Stored data:
^^^^^^^^^^^^^^^^

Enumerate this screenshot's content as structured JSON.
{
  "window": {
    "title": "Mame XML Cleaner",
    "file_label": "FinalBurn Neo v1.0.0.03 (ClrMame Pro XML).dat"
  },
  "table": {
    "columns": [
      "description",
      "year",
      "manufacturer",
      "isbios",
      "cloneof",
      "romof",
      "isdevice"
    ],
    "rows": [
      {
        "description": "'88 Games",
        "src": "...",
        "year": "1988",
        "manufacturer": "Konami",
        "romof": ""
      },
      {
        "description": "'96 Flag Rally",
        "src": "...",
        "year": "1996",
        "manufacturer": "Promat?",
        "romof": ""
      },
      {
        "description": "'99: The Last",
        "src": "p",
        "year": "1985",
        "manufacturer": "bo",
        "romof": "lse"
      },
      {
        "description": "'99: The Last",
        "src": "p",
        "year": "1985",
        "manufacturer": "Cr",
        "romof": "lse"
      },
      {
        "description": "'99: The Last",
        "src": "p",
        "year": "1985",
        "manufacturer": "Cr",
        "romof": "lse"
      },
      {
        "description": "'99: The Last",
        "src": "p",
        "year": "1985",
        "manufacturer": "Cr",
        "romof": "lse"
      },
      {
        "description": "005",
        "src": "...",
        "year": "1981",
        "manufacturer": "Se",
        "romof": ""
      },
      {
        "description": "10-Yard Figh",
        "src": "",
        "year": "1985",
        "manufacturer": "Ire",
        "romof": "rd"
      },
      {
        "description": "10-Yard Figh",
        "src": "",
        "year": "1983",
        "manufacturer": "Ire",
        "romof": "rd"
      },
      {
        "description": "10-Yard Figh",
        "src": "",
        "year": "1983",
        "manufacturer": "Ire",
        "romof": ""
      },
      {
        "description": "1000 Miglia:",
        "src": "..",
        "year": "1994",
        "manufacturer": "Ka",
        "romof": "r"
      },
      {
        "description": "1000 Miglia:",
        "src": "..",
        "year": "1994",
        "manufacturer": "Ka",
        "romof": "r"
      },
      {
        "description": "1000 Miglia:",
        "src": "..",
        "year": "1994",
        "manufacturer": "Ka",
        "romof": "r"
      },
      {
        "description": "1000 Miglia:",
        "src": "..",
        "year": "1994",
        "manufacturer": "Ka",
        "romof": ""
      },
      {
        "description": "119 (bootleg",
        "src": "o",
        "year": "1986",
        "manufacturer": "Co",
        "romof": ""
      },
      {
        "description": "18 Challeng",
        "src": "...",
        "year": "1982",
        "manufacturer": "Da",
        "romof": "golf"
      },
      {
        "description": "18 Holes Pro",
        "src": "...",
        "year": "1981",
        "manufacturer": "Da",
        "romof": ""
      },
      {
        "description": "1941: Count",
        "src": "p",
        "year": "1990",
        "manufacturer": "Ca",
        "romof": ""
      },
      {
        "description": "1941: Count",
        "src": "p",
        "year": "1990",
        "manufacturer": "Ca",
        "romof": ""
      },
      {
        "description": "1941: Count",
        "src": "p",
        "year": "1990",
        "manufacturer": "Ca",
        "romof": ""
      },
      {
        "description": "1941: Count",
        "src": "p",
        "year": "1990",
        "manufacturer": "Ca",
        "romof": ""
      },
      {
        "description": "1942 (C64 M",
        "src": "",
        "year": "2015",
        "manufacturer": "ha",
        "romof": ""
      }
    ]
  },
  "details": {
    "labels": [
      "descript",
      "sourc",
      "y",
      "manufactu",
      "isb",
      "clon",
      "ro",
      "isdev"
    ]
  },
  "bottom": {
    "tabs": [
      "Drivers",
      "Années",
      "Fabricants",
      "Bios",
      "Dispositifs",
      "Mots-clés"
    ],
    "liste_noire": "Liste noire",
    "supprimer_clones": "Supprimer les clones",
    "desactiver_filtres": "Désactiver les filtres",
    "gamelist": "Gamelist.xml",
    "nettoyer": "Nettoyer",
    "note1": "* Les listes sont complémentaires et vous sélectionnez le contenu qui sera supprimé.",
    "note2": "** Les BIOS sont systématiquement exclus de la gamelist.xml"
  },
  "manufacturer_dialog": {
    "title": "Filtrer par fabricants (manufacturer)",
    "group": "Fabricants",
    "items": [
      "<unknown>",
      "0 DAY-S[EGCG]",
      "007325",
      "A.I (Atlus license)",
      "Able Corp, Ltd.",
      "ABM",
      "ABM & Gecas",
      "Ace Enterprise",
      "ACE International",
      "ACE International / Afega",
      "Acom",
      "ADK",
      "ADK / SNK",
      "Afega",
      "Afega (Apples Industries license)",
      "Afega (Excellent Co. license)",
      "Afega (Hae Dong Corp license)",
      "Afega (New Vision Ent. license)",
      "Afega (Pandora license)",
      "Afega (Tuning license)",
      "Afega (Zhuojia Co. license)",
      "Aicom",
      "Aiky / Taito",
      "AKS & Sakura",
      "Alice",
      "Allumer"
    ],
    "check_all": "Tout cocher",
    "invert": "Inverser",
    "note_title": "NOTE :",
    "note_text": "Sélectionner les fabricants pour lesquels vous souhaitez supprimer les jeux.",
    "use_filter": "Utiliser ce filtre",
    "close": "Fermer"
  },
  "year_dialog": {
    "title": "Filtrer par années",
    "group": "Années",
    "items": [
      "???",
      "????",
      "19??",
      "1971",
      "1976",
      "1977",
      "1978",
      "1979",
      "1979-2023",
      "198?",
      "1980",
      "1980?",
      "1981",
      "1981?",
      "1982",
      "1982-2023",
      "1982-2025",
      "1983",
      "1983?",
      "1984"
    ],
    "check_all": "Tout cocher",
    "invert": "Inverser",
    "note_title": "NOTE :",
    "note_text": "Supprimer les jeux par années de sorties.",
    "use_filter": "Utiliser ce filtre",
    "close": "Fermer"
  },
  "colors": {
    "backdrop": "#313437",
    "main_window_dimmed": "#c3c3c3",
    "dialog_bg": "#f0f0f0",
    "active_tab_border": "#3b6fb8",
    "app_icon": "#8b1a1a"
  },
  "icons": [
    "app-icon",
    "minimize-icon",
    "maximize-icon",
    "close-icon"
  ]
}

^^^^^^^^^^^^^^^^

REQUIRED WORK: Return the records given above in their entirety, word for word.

EXERCISE RESULT:
Enumerate this screenshot's content as structured JSON.
{
  "window": {
    "title": "Mame XML Cleaner",
    "file_label": "FinalBurn Neo v1.0.0.03 (ClrMame Pro XML).dat"
  },
  "table": {
    "columns": [
      "description",
      "year",
      "manufacturer",
      "isbios",
      "cloneof",
      "romof",
      "isdevice"
    ],
    "rows": [
      {
        "description": "'88 Games",
        "src": "...",
        "year": "1988",
        "manufacturer": "Konami",
        "romof": ""
      },
      {
        "description": "'96 Flag Rally",
        "src": "...",
        "year": "1996",
        "manufacturer": "Promat?",
        "romof": ""
      },
      {
        "description": "'99: The Last",
        "src": "p",
        "year": "1985",
        "manufacturer": "bo",
        "romof": "lse"
      },
      {
        "description": "'99: The Last",
        "src": "p",
        "year": "1985",
        "manufacturer": "Cr",
        "romof": "lse"
      },
      {
        "description": "'99: The Last",
        "src": "p",
        "year": "1985",
        "manufacturer": "Cr",
        "romof": "lse"
      },
      {
        "description": "'99: The Last",
        "src": "p",
        "year": "1985",
        "manufacturer": "Cr",
        "romof": "lse"
      },
      {
        "description": "005",
        "src": "...",
        "year": "1981",
        "manufacturer": "Se",
        "romof": ""
      },
      {
        "description": "10-Yard Figh",
        "src": "",
        "year": "1985",
        "manufacturer": "Ire",
        "romof": "rd"
      },
      {
        "description": "10-Yard Figh",
        "src": "",
        "year": "1983",
        "manufacturer": "Ire",
        "romof": "rd"
      },
      {
        "description": "10-Yard Figh",
        "src": "",
        "year": "1983",
        "manufacturer": "Ire",
        "romof": ""
      },
      {
        "description": "1000 Miglia:",
        "src": "..",
        "year": "1994",
        "manufacturer": "Ka",
        "romof": "r"
      },
      {
        "description": "1000 Miglia:",
        "src": "..",
        "year": "1994",
        "manufacturer": "Ka",
        "romof": "r"
      },
      {
        "description": "1000 Miglia:",
        "src": "..",
        "year": "1994",
        "manufacturer": "Ka",
        "romof": "r"
      },
      {
        "description": "1000 Miglia:",
        "src": "..",
        "year": "1994",
        "manufacturer": "Ka",
        "romof": ""
      },
      {
        "description": "119 (bootleg",
        "src": "o",
        "year": "1986",
        "manufacturer": "Co",
        "romof": ""
      },
      {
        "description": "18 Challeng",
        "src": "...",
        "year": "1982",
        "manufacturer": "Da",
        "romof": "golf"
      },
      {
        "description": "18 Holes Pro",
        "src": "...",
        "year": "1981",
        "manufacturer": "Da",
        "romof": ""
      },
      {
        "description": "1941: Count",
        "src": "p",
        "year": "1990",
        "manufacturer": "Ca",
        "romof": ""
      },
      {
        "description": "1941: Count",
        "src": "p",
        "year": "1990",
        "manufacturer": "Ca",
        "romof": ""
      },
      {
        "description": "1941: Count",
        "src": "p",
        "year": "1990",
        "manufacturer": "Ca",
        "romof": ""
      },
      {
        "description": "1941: Count",
        "src": "p",
        "year": "1990",
        "manufacturer": "Ca",
        "romof": ""
      },
      {
        "description": "1942 (C64 M",
        "src": "",
        "year": "2015",
        "manufacturer": "ha",
        "romof": ""
      }
    ]
  },
  "details": {
    "labels": [
      "descript",
      "sourc",
      "y",
      "manufactu",
      "isb",
      "clon",
      "ro",
      "isdev"
    ]
  },
  "bottom": {
    "tabs": [
      "Drivers",
      "Années",
      "Fabricants",
      "Bios",
      "Dispositifs",
      "Mots-clés"
    ],
    "liste_noire": "Liste noire",
    "supprimer_clones": "Supprimer les clones",
    "desactiver_filtres": "Désactiver les filtres",
    "gamelist": "Gamelist.xml",
    "nettoyer": "Nettoyer",
    "note1": "* Les listes sont complémentaires et vous sélectionnez le contenu qui sera supprimé.",
    "note2": "** Les BIOS sont systématiquement exclus de la gamelist.xml"
  },
  "manufacturer_dialog": {
    "title": "Filtrer par fabricants (manufacturer)",
    "group": "Fabricants",
    "items": [
      "<unknown>",
      "0 DAY-S[EGCG]",
      "007325",
      "A.I (Atlus license)",
      "Able Corp, Ltd.",
      "ABM",
      "ABM & Gecas",
      "Ace Enterprise",
      "ACE International",
      "ACE International / Afega",
      "Acom",
      "ADK",
      "ADK / SNK",
      "Afega",
      "Afega (Apples Industries license)",
      "Afega (Excellent Co. license)",
      "Afega (Hae Dong Corp license)",
      "Afega (New Vision Ent. license)",
      "Afega (Pandora license)",
      "Afega (Tuning license)",
      "Afega (Zhuojia Co. license)",
      "Aicom",
      "Aiky / Taito",
      "AKS & Sakura",
      "Alice",
      "Allumer"
    ],
    "check_all": "Tout cocher",
    "invert": "Inverser",
    "note_title": "NOTE :",
    "note_text": "Sélectionner les fabricants pour lesquels vous souhaitez supprimer les jeux.",
    "use_filter": "Utiliser ce filtre",
    "close": "Fermer"
  },
  "year_dialog": {
    "title": "Filtrer par années",
    "group": "Années",
    "items": [
      "???",
      "????",
      "19??",
      "1971",
      "1976",
      "1977",
      "1978",
      "1979",
      "1979-2023",
      "198?",
      "1980",
      "1980?",
      "1981",
      "1981?",
      "1982",
      "1982-2023",
      "1982-2025",
      "1983",
      "1983?",
      "1984"
    ],
    "check_all": "Tout cocher",
    "invert": "Inverser",
    "note_title": "NOTE :",
    "note_text": "Supprimer les jeux par années de sorties.",
    "use_filter": "Utiliser ce filtre",
    "close": "Fermer"
  },
  "colors": {
    "backdrop": "#313437",
    "main_window_dimmed": "#c3c3c3",
    "dialog_bg": "#f0f0f0",
    "active_tab_border": "#3b6fb8",
    "app_icon": "#8b1a1a"
  },
  "icons": [
    "app-icon",
    "minimize-icon",
    "maximize-icon",
    "close-icon"
  ]
}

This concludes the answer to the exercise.